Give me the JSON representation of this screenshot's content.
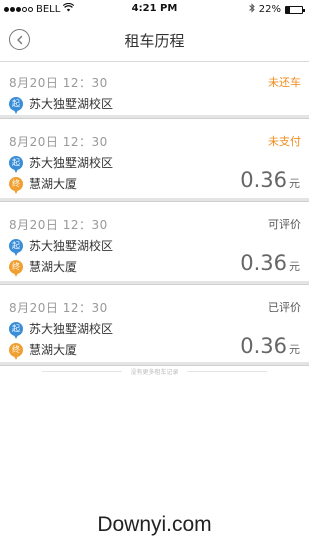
{
  "statusbar": {
    "carrier": "BELL",
    "time": "4:21 PM",
    "battery_pct": "22%",
    "battery_level": 0.22,
    "signal_dots": 5,
    "signal_filled": 3
  },
  "header": {
    "title": "租车历程",
    "back_icon": "chevron-left-icon"
  },
  "trips": [
    {
      "time": "8月20日 12：30",
      "status": "未还车",
      "status_color": "#f08c1e",
      "start_badge": "起",
      "start": "苏大独墅湖校区",
      "end_badge": "",
      "end": "",
      "fare": "",
      "unit": ""
    },
    {
      "time": "8月20日 12：30",
      "status": "未支付",
      "status_color": "#f08c1e",
      "start_badge": "起",
      "start": "苏大独墅湖校区",
      "end_badge": "终",
      "end": "慧湖大厦",
      "fare": "0.36",
      "unit": "元"
    },
    {
      "time": "8月20日 12：30",
      "status": "可评价",
      "status_color": "#555555",
      "start_badge": "起",
      "start": "苏大独墅湖校区",
      "end_badge": "终",
      "end": "慧湖大厦",
      "fare": "0.36",
      "unit": "元"
    },
    {
      "time": "8月20日 12：30",
      "status": "已评价",
      "status_color": "#555555",
      "start_badge": "起",
      "start": "苏大独墅湖校区",
      "end_badge": "终",
      "end": "慧湖大厦",
      "fare": "0.36",
      "unit": "元"
    }
  ],
  "footer": {
    "no_more": "没有更多租车记录"
  },
  "watermark": "Downyi.com"
}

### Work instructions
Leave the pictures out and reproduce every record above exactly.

### Final answer
Give me the JSON representation of this screenshot's content.
{
  "statusbar": {
    "carrier": "BELL",
    "time": "4:21 PM",
    "battery_pct": "22%",
    "battery_level": 0.22,
    "signal_dots": 5,
    "signal_filled": 3
  },
  "header": {
    "title": "租车历程",
    "back_icon": "chevron-left-icon"
  },
  "trips": [
    {
      "time": "8月20日 12：30",
      "status": "未还车",
      "status_color": "#f08c1e",
      "start_badge": "起",
      "start": "苏大独墅湖校区",
      "end_badge": "",
      "end": "",
      "fare": "",
      "unit": ""
    },
    {
      "time": "8月20日 12：30",
      "status": "未支付",
      "status_color": "#f08c1e",
      "start_badge": "起",
      "start": "苏大独墅湖校区",
      "end_badge": "终",
      "end": "慧湖大厦",
      "fare": "0.36",
      "unit": "元"
    },
    {
      "time": "8月20日 12：30",
      "status": "可评价",
      "status_color": "#555555",
      "start_badge": "起",
      "start": "苏大独墅湖校区",
      "end_badge": "终",
      "end": "慧湖大厦",
      "fare": "0.36",
      "unit": "元"
    },
    {
      "time": "8月20日 12：30",
      "status": "已评价",
      "status_color": "#555555",
      "start_badge": "起",
      "start": "苏大独墅湖校区",
      "end_badge": "终",
      "end": "慧湖大厦",
      "fare": "0.36",
      "unit": "元"
    }
  ],
  "footer": {
    "no_more": "没有更多租车记录"
  },
  "watermark": "Downyi.com"
}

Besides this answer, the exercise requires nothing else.